Some acorns from the Peace Corps oak:
* Jim Diamond showed some villagers in Chad how to dig pit silos so their oxen could eat grass silage in the dry season.
* A volunteer in Liberia got his pupils to wear shoes, reducing the chance of their getting worms. Another persuaded the women in her village to boil water.
* Michael Bradbury helped build a school in a Sierra Leone hamlet.
* Christine Elias organized a farming cooperative in Gambia, teaching the villagers the concept of saving their money.
* Volunteers in Micronesia built a prototype chicken house with contributions from the Indian Wells, Calif., Rotary Club under the Partnership program.
* Vicki Soucek taught mothers in Illela, Nigeria, to give their children a balanced diet.
* "I was discouraged and about ready to leave after one year," a volunteer wrote. "Then I watched a farmer bring his cows in for milking one afternoon.

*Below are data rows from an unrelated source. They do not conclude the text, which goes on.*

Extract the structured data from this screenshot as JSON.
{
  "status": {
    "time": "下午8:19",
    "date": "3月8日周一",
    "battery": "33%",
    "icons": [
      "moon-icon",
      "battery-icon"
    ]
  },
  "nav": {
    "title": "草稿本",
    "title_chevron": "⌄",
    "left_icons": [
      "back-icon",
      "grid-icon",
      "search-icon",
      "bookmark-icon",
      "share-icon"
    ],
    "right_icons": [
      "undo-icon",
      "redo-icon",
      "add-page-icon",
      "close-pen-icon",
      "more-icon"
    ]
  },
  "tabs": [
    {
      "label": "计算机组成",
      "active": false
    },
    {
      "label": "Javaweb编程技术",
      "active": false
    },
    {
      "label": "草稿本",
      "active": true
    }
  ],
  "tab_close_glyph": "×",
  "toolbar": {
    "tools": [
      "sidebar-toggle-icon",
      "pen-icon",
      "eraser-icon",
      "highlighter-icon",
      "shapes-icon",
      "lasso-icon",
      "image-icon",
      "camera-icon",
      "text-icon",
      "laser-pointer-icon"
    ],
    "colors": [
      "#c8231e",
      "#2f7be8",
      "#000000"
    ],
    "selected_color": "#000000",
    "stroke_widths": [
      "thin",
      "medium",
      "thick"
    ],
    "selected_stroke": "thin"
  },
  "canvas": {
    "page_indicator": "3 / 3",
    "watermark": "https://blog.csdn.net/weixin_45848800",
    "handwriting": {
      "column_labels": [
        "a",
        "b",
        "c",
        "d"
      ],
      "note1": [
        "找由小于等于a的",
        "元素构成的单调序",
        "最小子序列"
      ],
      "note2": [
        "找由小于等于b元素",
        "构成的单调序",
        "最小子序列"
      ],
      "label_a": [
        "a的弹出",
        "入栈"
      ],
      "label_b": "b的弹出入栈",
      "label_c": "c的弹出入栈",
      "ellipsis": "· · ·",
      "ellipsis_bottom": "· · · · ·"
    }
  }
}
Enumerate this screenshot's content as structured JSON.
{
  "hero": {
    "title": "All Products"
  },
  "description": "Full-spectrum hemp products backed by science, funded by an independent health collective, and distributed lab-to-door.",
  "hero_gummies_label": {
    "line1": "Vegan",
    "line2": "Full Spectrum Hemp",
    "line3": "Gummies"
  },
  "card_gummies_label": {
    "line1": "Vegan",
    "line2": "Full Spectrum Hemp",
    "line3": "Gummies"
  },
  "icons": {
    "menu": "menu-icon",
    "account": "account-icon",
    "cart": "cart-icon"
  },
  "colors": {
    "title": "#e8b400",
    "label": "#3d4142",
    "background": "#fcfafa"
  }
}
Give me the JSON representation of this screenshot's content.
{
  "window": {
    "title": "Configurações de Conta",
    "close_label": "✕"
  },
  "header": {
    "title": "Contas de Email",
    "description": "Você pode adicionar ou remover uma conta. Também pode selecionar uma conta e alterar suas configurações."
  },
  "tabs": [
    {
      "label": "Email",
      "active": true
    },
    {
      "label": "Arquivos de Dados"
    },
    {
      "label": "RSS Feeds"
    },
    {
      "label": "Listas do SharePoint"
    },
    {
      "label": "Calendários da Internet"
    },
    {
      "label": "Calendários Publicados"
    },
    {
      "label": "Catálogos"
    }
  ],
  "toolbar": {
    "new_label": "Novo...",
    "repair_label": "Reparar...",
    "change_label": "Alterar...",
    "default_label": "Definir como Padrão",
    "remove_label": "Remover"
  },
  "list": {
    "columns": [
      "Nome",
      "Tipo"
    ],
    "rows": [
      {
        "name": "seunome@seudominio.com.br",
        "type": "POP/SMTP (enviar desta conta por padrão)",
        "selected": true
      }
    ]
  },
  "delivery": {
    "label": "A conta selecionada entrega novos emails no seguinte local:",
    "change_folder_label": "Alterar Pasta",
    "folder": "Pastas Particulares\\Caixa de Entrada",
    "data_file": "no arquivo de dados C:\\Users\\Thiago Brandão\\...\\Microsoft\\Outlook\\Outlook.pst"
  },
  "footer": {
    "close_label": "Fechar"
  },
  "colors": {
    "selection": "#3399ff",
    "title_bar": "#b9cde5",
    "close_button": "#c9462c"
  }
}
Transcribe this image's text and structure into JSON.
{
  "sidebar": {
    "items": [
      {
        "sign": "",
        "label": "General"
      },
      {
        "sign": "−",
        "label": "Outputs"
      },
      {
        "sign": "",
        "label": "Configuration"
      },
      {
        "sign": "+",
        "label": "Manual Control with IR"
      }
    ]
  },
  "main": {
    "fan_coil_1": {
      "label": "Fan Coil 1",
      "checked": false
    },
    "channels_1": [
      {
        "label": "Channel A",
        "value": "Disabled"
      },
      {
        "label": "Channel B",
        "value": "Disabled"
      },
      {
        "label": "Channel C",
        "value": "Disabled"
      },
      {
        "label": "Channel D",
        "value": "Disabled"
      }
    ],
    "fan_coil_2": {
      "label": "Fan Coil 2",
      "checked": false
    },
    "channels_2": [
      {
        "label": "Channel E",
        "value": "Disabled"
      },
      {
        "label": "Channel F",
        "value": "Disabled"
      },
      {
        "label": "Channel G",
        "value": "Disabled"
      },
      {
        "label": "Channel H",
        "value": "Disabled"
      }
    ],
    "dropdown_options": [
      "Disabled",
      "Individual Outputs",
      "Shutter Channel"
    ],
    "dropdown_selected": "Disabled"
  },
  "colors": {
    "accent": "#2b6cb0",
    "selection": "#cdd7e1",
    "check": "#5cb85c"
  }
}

I suddenly realized he wasn't running them or beating them. It hit me -- I had taught him that."
* John Guerre got rival religious groups to work together building bridges, roads and a water system in a Costa Rican village.
* Paul Tsongas, later a Massachusetts senator, set up housekeeping with 10 Ethiopian students, and taught them math and science as he immersed himself in their culture.
* Bob Weiss, an Iowa farm boy, helped Masai tribesmen to manage their cattle more efficiently.
* A tree survey in Nicaragua by Steven Tomlin paved the way for future reforestation.
* Dr. Anton Koenigsberger worked with a Togolese medical team in Sokode.
* David Bellama helped write a book on Cameroonian pidgin. A deaf volunteer wrote a manual for the deaf in Honduras . . .